Problem to work on: Take every line from the listing below that includes "info" and copy it.
=====
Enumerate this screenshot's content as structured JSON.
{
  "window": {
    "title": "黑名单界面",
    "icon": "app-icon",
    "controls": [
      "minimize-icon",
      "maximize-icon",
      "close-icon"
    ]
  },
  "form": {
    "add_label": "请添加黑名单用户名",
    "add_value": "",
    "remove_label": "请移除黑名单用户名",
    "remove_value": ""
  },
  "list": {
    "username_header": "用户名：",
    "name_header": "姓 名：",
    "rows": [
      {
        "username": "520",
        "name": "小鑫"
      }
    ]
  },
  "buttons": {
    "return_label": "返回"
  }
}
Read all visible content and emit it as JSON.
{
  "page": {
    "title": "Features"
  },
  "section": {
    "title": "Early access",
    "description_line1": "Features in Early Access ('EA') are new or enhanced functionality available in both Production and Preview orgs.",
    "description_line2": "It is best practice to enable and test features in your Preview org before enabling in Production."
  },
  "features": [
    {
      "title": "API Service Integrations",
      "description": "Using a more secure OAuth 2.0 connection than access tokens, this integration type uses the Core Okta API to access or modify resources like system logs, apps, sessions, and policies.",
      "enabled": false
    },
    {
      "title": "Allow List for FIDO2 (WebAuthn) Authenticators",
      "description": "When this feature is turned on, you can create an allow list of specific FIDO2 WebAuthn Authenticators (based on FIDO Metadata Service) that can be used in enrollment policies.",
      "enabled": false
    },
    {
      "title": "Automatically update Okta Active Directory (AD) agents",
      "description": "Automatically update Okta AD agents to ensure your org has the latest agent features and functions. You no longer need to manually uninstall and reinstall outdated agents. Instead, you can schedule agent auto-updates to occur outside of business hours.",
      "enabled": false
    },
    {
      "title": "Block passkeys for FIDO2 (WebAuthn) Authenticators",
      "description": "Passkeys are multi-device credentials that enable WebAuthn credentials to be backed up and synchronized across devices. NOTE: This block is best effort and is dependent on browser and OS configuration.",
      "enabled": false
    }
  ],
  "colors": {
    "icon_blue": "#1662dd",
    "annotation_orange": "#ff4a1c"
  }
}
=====
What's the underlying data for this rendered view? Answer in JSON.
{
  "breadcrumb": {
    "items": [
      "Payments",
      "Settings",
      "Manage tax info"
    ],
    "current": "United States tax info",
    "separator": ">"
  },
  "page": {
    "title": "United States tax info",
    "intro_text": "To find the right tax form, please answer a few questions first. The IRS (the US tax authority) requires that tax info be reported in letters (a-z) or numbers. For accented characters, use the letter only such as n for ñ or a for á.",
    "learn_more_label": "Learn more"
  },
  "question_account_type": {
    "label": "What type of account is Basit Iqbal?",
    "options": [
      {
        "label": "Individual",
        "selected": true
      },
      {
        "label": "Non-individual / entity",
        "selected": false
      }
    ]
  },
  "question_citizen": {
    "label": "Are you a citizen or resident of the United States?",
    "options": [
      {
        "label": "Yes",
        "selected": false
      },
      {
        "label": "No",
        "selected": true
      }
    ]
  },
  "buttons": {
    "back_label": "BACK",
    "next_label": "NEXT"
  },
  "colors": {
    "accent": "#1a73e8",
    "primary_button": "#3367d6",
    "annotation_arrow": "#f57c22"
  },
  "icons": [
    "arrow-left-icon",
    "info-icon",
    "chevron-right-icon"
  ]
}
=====
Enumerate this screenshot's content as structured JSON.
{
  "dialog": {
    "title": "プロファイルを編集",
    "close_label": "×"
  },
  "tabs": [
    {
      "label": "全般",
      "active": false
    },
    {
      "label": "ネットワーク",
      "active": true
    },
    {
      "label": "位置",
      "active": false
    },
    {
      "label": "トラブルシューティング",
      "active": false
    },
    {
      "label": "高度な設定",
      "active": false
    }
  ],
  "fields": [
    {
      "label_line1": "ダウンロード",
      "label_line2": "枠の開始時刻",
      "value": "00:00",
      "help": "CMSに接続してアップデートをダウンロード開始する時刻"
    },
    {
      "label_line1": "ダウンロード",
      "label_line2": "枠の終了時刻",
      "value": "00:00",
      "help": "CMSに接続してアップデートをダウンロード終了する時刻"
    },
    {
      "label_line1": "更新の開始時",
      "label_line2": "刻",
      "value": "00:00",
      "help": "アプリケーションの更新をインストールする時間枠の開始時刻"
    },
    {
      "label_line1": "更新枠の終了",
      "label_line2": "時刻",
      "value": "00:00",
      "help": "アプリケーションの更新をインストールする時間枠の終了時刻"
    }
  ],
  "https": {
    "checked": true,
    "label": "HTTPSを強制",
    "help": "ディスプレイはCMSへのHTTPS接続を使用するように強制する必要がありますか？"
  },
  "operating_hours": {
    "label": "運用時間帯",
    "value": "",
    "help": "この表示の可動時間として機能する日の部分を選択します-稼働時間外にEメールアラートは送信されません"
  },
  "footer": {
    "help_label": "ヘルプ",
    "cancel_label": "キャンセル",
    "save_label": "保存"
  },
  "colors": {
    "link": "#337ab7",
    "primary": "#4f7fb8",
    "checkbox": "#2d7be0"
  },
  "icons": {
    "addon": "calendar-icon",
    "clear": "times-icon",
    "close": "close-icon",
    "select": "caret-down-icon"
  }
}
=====
Solution to this task:
      "Manage tax info"
    "current": "United States tax info",
    "title": "United States tax info",
    "intro_text": "To find the right tax form, please answer a few questions first. The IRS (the US tax authority) requires that tax info be reported in letters (a-z) or numbers. For accented characters, use the letter only such as n for ñ or a for á.",
    "info-icon",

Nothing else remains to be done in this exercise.